Return the listing below exactly as it stands. Pictures stay out.

· · · · · · ·

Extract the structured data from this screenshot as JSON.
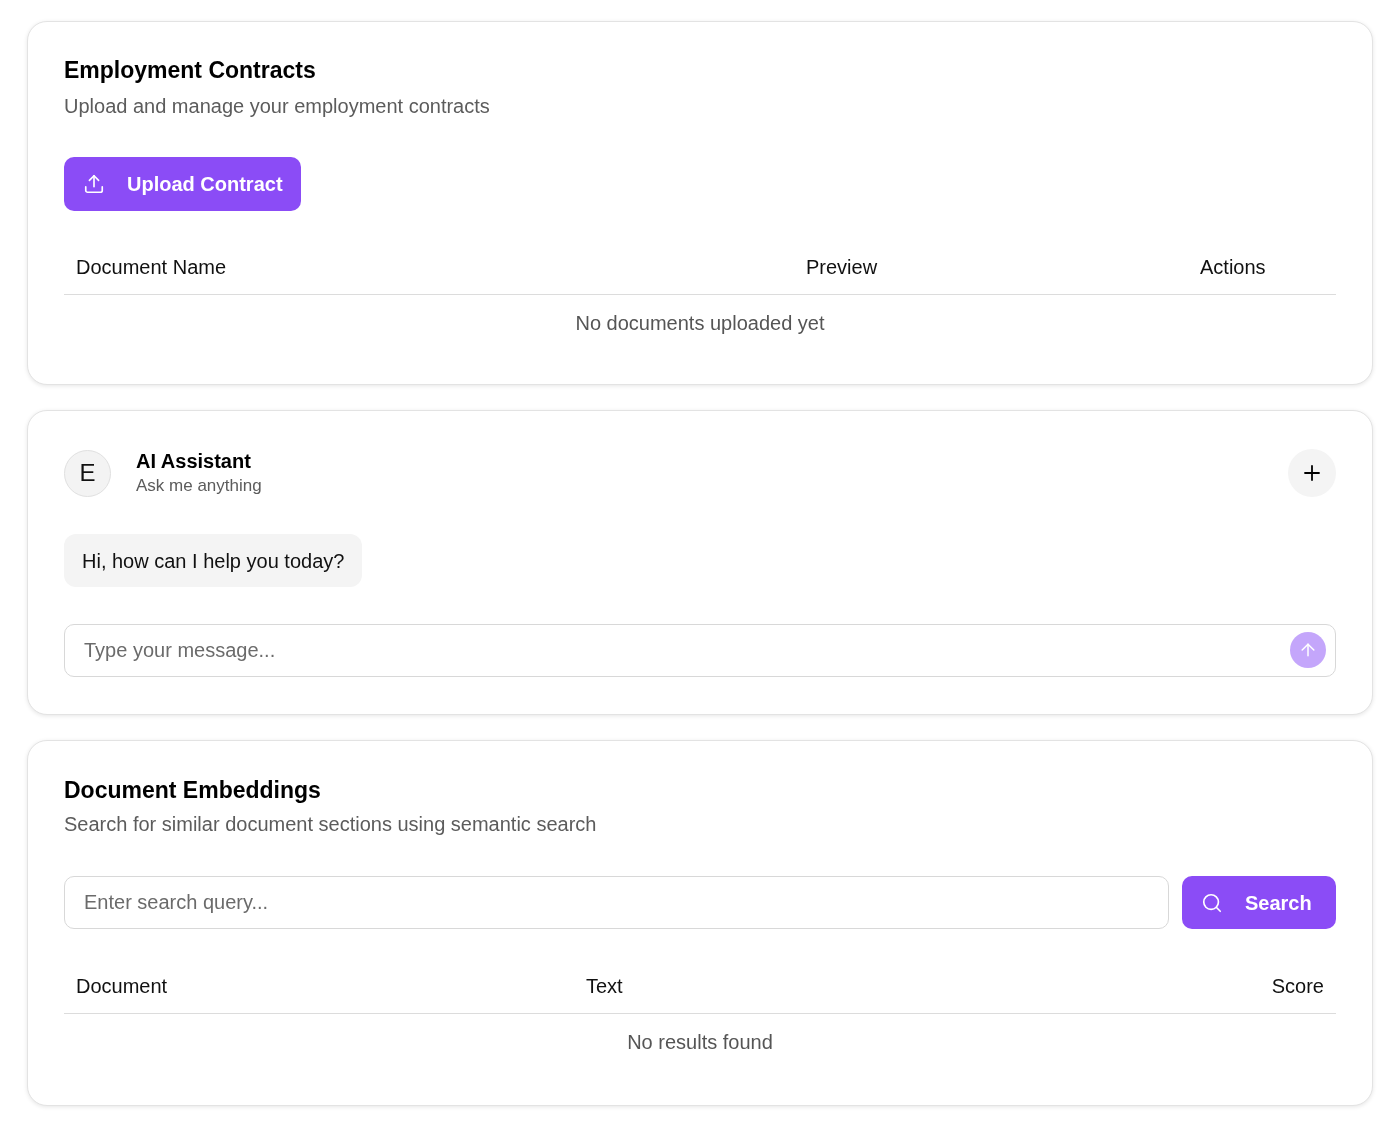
{
  "contracts_panel": {
    "title": "Employment Contracts",
    "subtitle": "Upload and manage your employment contracts",
    "upload_button": {
      "label": "Upload Contract"
    },
    "table": {
      "columns": [
        "Document Name",
        "Preview",
        "Actions"
      ],
      "empty_message": "No documents uploaded yet"
    }
  },
  "assistant_panel": {
    "avatar": {
      "initial": "E"
    },
    "name": "AI Assistant",
    "tagline": "Ask me anything",
    "messages": [
      "Hi, how can I help you today?"
    ],
    "input": {
      "placeholder": "Type your message..."
    },
    "send_button": {
      "disabled": true
    }
  },
  "embeddings_panel": {
    "title": "Document Embeddings",
    "subtitle": "Search for similar document sections using semantic search",
    "search": {
      "placeholder": "Enter search query..."
    },
    "search_button": {
      "label": "Search"
    },
    "table": {
      "columns": [
        "Document",
        "Text",
        "Score"
      ],
      "empty_message": "No results found"
    }
  }
}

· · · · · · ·

* [Output for this task]
Extract the structured data from this screenshot as JSON.
{
  "contracts_panel": {
    "title": "Employment Contracts",
    "subtitle": "Upload and manage your employment contracts",
    "upload_button": {
      "label": "Upload Contract"
    },
    "table": {
      "columns": [
        "Document Name",
        "Preview",
        "Actions"
      ],
      "empty_message": "No documents uploaded yet"
    }
  },
  "assistant_panel": {
    "avatar": {
      "initial": "E"
    },
    "name": "AI Assistant",
    "tagline": "Ask me anything",
    "messages": [
      "Hi, how can I help you today?"
    ],
    "input": {
      "placeholder": "Type your message..."
    },
    "send_button": {
      "disabled": true
    }
  },
  "embeddings_panel": {
    "title": "Document Embeddings",
    "subtitle": "Search for similar document sections using semantic search",
    "search": {
      "placeholder": "Enter search query..."
    },
    "search_button": {
      "label": "Search"
    },
    "table": {
      "columns": [
        "Document",
        "Text",
        "Score"
      ],
      "empty_message": "No results found"
    }
  }
}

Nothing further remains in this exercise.